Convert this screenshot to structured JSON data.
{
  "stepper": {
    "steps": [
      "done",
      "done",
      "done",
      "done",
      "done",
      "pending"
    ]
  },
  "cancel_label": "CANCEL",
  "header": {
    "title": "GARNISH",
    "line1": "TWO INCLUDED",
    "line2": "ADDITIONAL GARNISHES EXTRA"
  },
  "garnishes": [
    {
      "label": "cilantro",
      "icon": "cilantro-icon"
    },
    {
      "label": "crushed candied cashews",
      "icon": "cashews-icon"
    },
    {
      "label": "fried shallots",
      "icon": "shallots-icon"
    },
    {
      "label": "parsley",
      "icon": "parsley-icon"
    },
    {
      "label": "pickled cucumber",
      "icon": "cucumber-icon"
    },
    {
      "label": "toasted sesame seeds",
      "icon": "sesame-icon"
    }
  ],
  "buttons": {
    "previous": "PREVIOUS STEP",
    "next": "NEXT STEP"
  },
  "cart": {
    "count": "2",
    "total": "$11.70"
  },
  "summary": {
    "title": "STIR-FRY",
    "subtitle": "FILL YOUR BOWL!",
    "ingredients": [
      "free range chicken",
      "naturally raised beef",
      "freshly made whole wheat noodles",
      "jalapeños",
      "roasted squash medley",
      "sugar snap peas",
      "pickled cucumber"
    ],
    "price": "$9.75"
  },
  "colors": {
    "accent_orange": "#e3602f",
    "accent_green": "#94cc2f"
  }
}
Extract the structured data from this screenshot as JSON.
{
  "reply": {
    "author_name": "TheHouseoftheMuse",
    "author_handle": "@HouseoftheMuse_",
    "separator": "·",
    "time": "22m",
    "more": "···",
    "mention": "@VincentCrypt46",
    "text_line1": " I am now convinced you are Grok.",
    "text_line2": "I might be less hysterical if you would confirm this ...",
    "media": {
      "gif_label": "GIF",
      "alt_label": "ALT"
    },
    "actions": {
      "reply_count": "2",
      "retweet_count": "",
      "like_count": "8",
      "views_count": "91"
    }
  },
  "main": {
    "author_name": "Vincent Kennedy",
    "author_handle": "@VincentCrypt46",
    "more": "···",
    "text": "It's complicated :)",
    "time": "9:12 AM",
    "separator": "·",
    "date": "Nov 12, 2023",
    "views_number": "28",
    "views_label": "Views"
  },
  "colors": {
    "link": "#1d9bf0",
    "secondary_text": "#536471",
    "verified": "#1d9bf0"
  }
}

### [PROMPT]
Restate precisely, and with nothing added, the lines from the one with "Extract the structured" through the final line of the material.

### [SOLUTION]
Extract the structured data from this screenshot as JSON.
{
  "reply": {
    "author_name": "TheHouseoftheMuse",
    "author_handle": "@HouseoftheMuse_",
    "separator": "·",
    "time": "22m",
    "more": "···",
    "mention": "@VincentCrypt46",
    "text_line1": " I am now convinced you are Grok.",
    "text_line2": "I might be less hysterical if you would confirm this ...",
    "media": {
      "gif_label": "GIF",
      "alt_label": "ALT"
    },
    "actions": {
      "reply_count": "2",
      "retweet_count": "",
      "like_count": "8",
      "views_count": "91"
    }
  },
  "main": {
    "author_name": "Vincent Kennedy",
    "author_handle": "@VincentCrypt46",
    "more": "···",
    "text": "It's complicated :)",
    "time": "9:12 AM",
    "separator": "·",
    "date": "Nov 12, 2023",
    "views_number": "28",
    "views_label": "Views"
  },
  "colors": {
    "link": "#1d9bf0",
    "secondary_text": "#536471",
    "verified": "#1d9bf0"
  }
}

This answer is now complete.